By the 1930s, traditional style Chinese weddings were on their way out, at least in urban centers like Shanghai. But what was to take their place? After the Nationalist consolidation of power in 1927, the government looked to redefine ritual in a way that would favorably enhance state power. The Nationalists deemed Shanghai a crucial site for ritual reform with weddings at the crux of this movement, as was evident in their 1931 Civil Code. Simultaneously, in Shanghai, urban elites and those with means were producing their own versions of new style ceremonies, ceremonies which gained further recognition through the publication of wedding photographs in women’s pictorial magazines of the day. These ceremonies - which featured a bride in a white wedding dress - took place outside of the home. It was implicitly understood that participants choose their own spouse rather than being betrothed by their parents, making new style ceremonies all the more appealing. Through a consideration of wedding photographs, women’s magazines, government documents, and case studies of Nationalist sponsored group weddings I examine the range of ceremonial options available for Shanghai residents. This paper will demonstrate the tension between consumption, urban fashion, and the newly drafted civil code and illuminate the power of the state relative to the power of market forces.

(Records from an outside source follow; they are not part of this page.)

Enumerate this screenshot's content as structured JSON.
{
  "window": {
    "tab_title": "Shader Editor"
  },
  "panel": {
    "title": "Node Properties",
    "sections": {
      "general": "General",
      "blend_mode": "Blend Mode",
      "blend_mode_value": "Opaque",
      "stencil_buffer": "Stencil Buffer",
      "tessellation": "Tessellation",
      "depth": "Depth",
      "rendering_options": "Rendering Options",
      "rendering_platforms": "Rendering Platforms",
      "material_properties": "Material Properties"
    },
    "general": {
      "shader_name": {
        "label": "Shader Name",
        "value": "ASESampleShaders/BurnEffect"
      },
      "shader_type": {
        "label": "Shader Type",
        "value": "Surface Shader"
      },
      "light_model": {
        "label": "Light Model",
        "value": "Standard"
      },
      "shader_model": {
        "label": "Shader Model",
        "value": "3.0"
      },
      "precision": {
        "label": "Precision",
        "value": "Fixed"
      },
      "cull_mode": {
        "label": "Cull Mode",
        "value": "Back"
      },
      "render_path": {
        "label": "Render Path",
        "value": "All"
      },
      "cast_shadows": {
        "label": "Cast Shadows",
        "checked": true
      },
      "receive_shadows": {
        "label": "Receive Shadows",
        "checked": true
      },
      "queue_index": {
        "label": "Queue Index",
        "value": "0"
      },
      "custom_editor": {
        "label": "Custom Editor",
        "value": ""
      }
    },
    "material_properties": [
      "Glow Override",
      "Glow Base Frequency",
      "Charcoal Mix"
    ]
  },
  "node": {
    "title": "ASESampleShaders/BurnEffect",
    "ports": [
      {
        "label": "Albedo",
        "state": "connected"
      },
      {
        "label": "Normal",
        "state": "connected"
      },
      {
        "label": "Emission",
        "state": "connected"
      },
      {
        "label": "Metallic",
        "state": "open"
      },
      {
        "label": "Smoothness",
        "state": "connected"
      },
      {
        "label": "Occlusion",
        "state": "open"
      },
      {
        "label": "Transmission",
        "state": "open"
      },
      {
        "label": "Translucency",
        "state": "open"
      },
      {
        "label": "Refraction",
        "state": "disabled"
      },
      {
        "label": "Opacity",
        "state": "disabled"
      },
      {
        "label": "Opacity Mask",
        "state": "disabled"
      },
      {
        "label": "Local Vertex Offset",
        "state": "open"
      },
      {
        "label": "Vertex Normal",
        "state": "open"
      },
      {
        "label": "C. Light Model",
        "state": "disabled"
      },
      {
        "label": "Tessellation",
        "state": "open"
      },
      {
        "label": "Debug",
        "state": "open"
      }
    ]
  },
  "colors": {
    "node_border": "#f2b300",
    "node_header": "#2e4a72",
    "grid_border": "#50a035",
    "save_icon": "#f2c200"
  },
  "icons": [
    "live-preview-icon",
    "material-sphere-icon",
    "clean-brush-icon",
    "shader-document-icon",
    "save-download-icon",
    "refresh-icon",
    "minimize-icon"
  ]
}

A Realm where the Woman’s Voice is Heard: A Case Study of Abortion Ritual in Modern Taiwan
Grace Cheng-Ying Lin, McGill University, Canada

Abortion ritual has been part of the evolution of local religious discourses and institutions in Taiwan since the 1970s. Within the context of religious discourse, abortion is seen as an inappropriate means of ending a life, but women who have abortions can seek redemption by appealing to appropriate deities and priests. This ritual has been denounced by religious scholars, and several Taoist, Buddhist and Catholic priests, as well as by feminist activists in Taiwan as the heterodox product of male dominance and religious manipulation. Nonetheless, I argue that the women who sponsor these rituals also play an active role in the popularization of the ritual. My paper examines the ritual process as well as an interview with a sponsor of an abortion ritual performed in a shrine, the Hall of Complete and Virtuous Eternity, in October, 2009. The analysis shows the participant acts on her own initiative to pursue and participate in the ritual in order to assist her in going through the abortion and post-abortion recovery, and to help her cope with difficulties and conflicts in her life. She takes advantage of the ritual to negotiate the relationship between her agency and the rapid socioeconomic changes surrounding her reproductive ability. Moreover, through her ritual participation she gains an arena to display her emotions toward her sexuality, pregnancy, abortion, marriage and family. As a result, the ritual space is transformed from a confessional for the sake of the fetus to a realm dominated by the woman’s peripheral power.